| WORK ITEM |
The word "attributes" marks the lines you need; copy each of them from the data.

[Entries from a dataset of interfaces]

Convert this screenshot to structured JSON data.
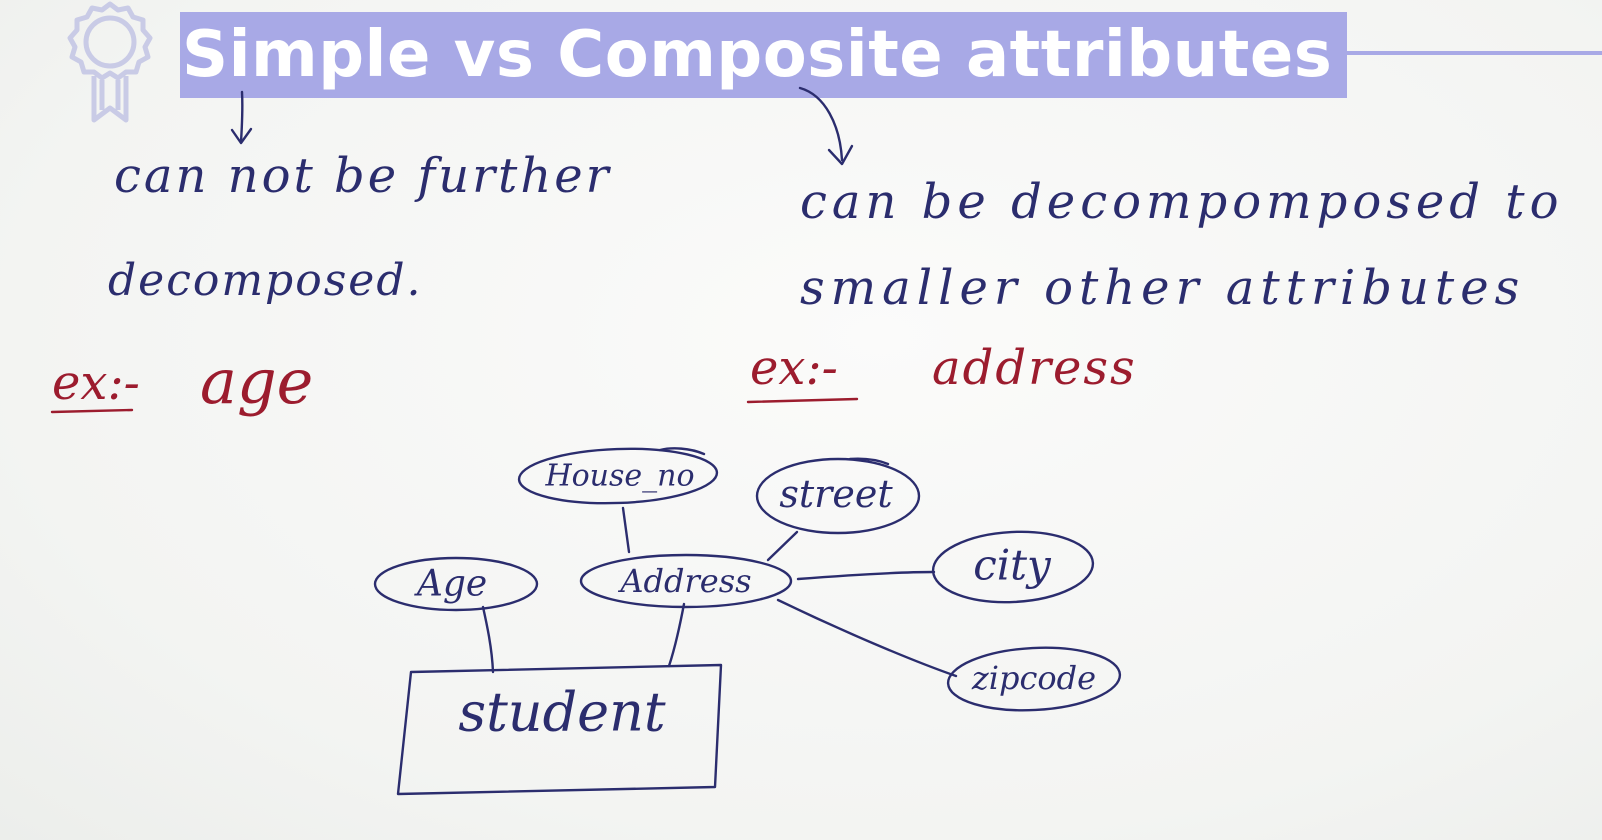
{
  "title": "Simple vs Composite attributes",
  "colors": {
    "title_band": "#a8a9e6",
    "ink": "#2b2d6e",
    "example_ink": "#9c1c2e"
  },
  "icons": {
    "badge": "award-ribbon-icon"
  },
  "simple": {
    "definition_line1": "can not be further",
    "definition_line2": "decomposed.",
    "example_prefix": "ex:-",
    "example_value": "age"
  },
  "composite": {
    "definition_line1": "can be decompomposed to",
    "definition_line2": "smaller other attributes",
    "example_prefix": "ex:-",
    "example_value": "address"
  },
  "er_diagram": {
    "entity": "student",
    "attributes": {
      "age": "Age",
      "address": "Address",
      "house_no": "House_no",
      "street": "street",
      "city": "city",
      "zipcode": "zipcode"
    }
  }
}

| ANSWER TO THIS PROBLEM |
  "title": "Simple vs Composite attributes",
    "definition_line2": "smaller other attributes",
    "attributes": {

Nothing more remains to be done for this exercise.